◆ **Work item**:
Each line in the entries below that contains the word "data" counts once. Report how many there are and nothing more.

◆ **Extracted material**:
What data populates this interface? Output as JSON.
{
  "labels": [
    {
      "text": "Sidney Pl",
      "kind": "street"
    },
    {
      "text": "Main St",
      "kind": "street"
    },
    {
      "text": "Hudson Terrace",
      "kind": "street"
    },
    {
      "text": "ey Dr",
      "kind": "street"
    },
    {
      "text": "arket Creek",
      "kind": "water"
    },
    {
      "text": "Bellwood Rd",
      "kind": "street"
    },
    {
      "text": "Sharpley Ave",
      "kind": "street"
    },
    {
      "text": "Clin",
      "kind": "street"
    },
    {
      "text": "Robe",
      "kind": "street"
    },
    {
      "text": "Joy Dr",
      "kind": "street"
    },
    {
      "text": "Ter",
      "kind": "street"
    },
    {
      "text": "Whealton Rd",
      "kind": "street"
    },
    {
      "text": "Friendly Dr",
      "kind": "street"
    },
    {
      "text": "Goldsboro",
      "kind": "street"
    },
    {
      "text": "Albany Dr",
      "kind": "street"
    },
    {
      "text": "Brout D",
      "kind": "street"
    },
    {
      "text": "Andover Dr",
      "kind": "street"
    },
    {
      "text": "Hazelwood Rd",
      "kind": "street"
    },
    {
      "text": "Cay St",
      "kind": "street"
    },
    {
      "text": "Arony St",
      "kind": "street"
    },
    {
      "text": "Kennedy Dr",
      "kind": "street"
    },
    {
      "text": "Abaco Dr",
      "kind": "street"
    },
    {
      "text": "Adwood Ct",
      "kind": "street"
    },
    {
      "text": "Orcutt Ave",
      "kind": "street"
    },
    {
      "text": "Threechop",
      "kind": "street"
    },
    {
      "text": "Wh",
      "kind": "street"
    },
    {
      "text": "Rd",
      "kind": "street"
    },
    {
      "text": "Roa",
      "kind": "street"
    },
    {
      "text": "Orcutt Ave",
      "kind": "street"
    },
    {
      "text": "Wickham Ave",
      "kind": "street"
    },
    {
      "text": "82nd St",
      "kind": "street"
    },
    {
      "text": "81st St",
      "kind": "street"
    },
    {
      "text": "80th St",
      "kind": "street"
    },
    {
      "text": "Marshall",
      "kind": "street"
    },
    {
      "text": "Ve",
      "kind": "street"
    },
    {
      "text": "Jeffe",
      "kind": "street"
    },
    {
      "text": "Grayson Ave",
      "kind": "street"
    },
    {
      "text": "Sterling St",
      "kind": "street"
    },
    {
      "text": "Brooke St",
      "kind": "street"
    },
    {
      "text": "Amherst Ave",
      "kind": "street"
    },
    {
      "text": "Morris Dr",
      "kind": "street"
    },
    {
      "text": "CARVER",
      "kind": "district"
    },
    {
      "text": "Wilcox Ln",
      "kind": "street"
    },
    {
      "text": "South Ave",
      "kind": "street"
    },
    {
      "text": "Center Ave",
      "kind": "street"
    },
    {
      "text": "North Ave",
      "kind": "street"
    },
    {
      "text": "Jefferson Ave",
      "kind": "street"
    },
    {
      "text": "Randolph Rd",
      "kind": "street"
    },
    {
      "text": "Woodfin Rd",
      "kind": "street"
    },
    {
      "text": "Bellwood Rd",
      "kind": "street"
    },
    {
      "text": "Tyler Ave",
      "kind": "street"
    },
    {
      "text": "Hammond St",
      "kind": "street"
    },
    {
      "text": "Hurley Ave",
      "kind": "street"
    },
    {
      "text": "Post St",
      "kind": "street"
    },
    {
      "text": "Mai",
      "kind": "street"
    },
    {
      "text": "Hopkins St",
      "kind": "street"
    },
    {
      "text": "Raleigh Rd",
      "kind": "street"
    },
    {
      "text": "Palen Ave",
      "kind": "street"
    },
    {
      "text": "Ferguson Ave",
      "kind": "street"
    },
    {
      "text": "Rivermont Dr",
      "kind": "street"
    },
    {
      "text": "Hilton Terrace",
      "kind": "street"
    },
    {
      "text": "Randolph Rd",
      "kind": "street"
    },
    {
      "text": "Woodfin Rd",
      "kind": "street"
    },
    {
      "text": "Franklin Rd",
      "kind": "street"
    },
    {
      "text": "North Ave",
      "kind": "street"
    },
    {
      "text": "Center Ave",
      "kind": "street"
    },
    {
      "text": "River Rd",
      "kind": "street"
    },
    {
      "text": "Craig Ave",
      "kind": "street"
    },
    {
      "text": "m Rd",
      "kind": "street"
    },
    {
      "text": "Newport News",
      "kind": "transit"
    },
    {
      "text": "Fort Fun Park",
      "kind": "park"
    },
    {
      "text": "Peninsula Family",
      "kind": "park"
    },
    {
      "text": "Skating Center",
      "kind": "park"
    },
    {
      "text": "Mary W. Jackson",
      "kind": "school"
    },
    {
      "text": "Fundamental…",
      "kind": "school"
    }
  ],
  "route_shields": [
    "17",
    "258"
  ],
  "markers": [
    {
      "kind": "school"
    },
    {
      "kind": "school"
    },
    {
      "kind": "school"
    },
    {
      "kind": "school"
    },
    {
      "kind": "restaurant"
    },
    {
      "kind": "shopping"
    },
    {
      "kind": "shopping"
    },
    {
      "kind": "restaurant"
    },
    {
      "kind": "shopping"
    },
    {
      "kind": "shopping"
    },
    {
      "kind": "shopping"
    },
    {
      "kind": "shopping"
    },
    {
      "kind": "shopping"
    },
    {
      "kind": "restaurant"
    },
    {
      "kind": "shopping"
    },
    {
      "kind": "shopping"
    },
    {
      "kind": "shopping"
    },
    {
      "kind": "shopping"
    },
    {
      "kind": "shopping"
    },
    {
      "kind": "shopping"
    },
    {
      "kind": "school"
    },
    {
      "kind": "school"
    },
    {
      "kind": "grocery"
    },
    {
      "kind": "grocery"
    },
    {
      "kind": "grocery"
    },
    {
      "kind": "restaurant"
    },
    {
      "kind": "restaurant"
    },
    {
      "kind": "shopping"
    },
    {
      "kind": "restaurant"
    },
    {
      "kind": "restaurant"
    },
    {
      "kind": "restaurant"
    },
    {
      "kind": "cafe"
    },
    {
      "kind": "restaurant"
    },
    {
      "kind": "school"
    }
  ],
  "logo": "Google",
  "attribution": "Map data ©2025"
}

◆ **Task output**:
2